I know what you’re thinking, who is Carol Vorderman? If not for the one-sheet Eidos kindly provided, I would have had to "google" her myself. Apparently Carol is one of Britain’s best-known TV personalities, having gained notoriety for hosting “Countdown,” a show in which she rapidly calculates math problems. She’s a member of MENSA with an IQ of 154 and she’s written numerous Sudoku puzzle books. To sum up, she’s a bit of a whiz and considering this particular Sudoku video game was developed in Europe, it’s not surprising she was chosen to endorse the product.
Now on to the bigger question, is Carol Vorderman’s Sudoku any good? The answer, in short, is yes. In fact, Carol Vorderman’s Sudoku is arguably the best Sudoku video game I’ve come across. The reason for that is simple, not only does it offer over a million Sudoku puzzles to solve, but there’s a considerable variety of ways to play.
For starters, in single player, there’s the Classic mode, which allows you to choose from four difficulty levels (Easy, Medium, Difficult, Super-Difficult) and play Sudoku. Then there’s the Arcade mode, offering four additional ways to play Classic Sudoku. First up is “Beat the Clock,” which simply challenges you to complete a puzzle before time runs out. Next is “Extra Time,” another time-based challenge in which you earn extra time by inserting the numbers correctly. In “Perfection,” every mistake or pencil mark you enter costs you time. The goal here is to complete the puzzle in the fastest possible time. Last but not least is “3 Strikes,” which plays just as it reads. Make three mistakes and the puzzle is terminated.
The ultimate test of your Sudoku skills comes in the Career mode. You’ll start with the White Belt Challenge and work your way up to Black Belt. Each belt involves completing a series of puzzles in a specified time. As you move higher up the belts, the puzzles increase in number and difficulty and the time allotted for each puzzle decreases. If you can manage to earn the Black Belt, there’s only one thing left to do to become Sudoku Master, and that’s challenge Carol herself in the mode aptly titled Challenge Carol. Here, you’ll progress through four levels of Sudoku puzzles with the objective of beating the times set by Carol herself. If you already think you’re a Sudoku Master, trust me, you’re in for a real test.

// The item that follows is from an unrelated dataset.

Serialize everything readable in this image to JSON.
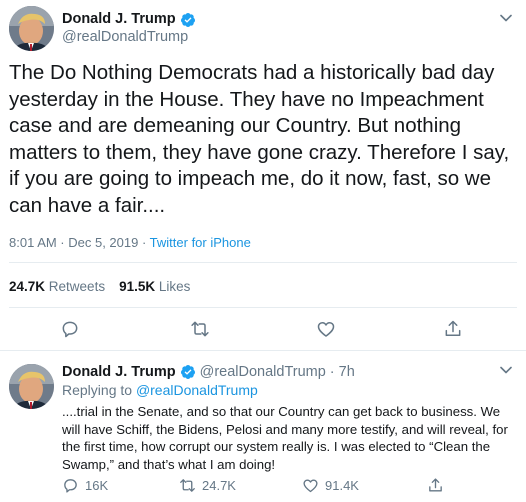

For those of you who aren’t Sudoku experts, Carol Vorderman’s Sudoku includes several tutorial videos not only explaining the basics of Sudoku, but also offering tips for both easy and super-difficult puzzles. The game also provides various “Assists” to help beginners solve puzzles. There’s even a Sudoku Solver that’s lets you enter any Sudoku puzzle that you might be stuck on, from a newspaper for example, and the game will help solve that puzzle for you.
There are also some multiplayer games available. Quickfire lets you play against a friend using one PSP by taking turns inserting numbers into the grid. The winner is the player who completes half of the puzzle correctly in the quickest time. Time-Attack is similar to Quickfire, except players take turns completing the entire puzzle, or entering as many numbers as possible, before the time runs out. The third and final multiplayer mode is Head-to-Head, which pits two players against each other on the same puzzle. This game is played via wireless link, so if you know somebody else with a PSP and a copy of Carol Vorderman’s Sudoku, you can get your puzzle on. With respect to multiplayer, I would like to have seen an online leaderboard for users to share their quickest times, but we’ve seen so few PSP games use online leaderboards that I can’t really hold that against it.

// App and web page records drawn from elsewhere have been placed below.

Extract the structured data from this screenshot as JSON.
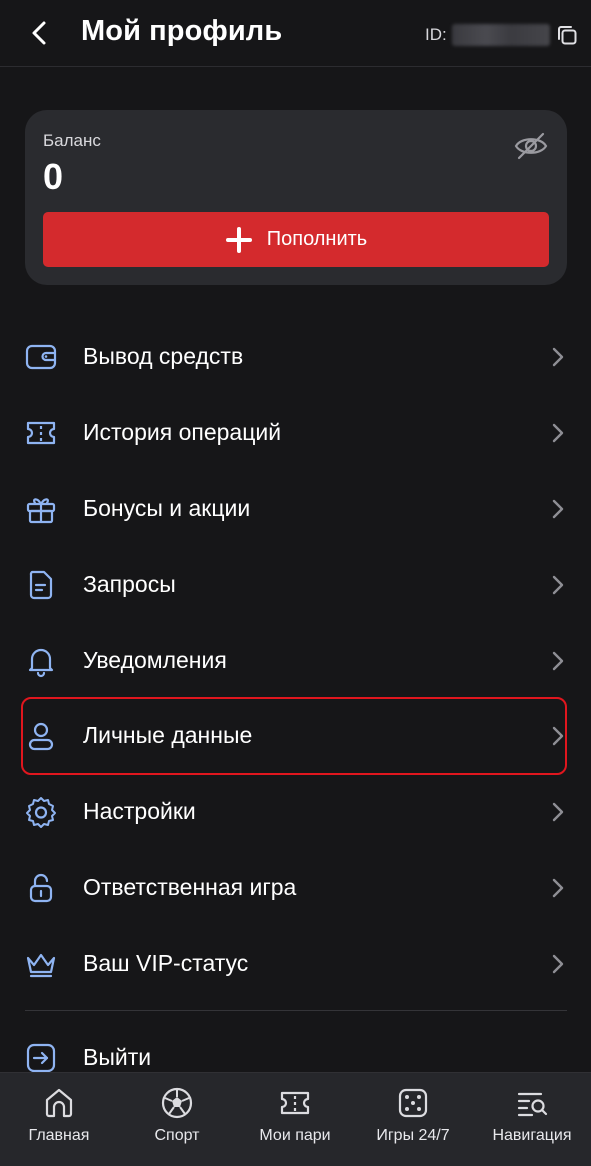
{
  "header": {
    "title": "Мой профиль",
    "id_label": "ID:",
    "back_icon": "chevron-left-icon",
    "copy_icon": "copy-icon"
  },
  "balance": {
    "label": "Баланс",
    "value": "0",
    "hide_icon": "eye-off-icon",
    "topup_label": "Пополнить",
    "topup_color": "#d42a2d"
  },
  "menu": {
    "items": [
      {
        "label": "Вывод средств",
        "icon": "wallet-icon"
      },
      {
        "label": "История операций",
        "icon": "ticket-icon"
      },
      {
        "label": "Бонусы и акции",
        "icon": "gift-icon"
      },
      {
        "label": "Запросы",
        "icon": "document-icon"
      },
      {
        "label": "Уведомления",
        "icon": "bell-icon"
      },
      {
        "label": "Личные данные",
        "icon": "user-icon",
        "highlighted": true
      },
      {
        "label": "Настройки",
        "icon": "gear-icon"
      },
      {
        "label": "Ответственная игра",
        "icon": "lock-icon"
      },
      {
        "label": "Ваш VIP-статус",
        "icon": "crown-icon"
      }
    ],
    "logout_label": "Выйти",
    "logout_icon": "logout-icon",
    "icon_color": "#8fb4f2",
    "highlight_color": "#e0161e"
  },
  "bottom_nav": {
    "items": [
      {
        "label": "Главная",
        "icon": "home-icon"
      },
      {
        "label": "Спорт",
        "icon": "soccer-ball-icon"
      },
      {
        "label": "Мои пари",
        "icon": "ticket-icon"
      },
      {
        "label": "Игры 24/7",
        "icon": "dice-icon"
      },
      {
        "label": "Навигация",
        "icon": "menu-search-icon"
      }
    ]
  }
}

The presentation in Carol Vorderman’s Sudoku is nice and simple The puzzle is set up so that not only is the square you’re working on highlighted, but so is the row, column and 3x3 mini-grid the square lies within. It really does a great job isolating the portion of the puzzle you need to concentrate on with respect to that square. If you’re unsure whether a number goes in a square or not, you can “pencil” it in along with other numbers, until you know for sure what the correct number is. The layout features mostly light shades of blue, which is easy on the eyes, and the music, consisting of a single track that loops over and over, is surprisingly soothing in its Enya-ish nature.
Carol Vorderman’s Sudoku is available for the PSP, PlayStation 2 and PC. I’m sure each has its advantages but the PSP version is ideal to pull out on your daily commute, on the airplane or while you’re lounging around up at the cottage. If you’re a fan of Sudoku and you’ve been looking for a video game version, I highly recommend Carol Vorderman’s Sudoku. It caters to beginners, challenges experts and offers an impressive variety of ways to play Sudoku.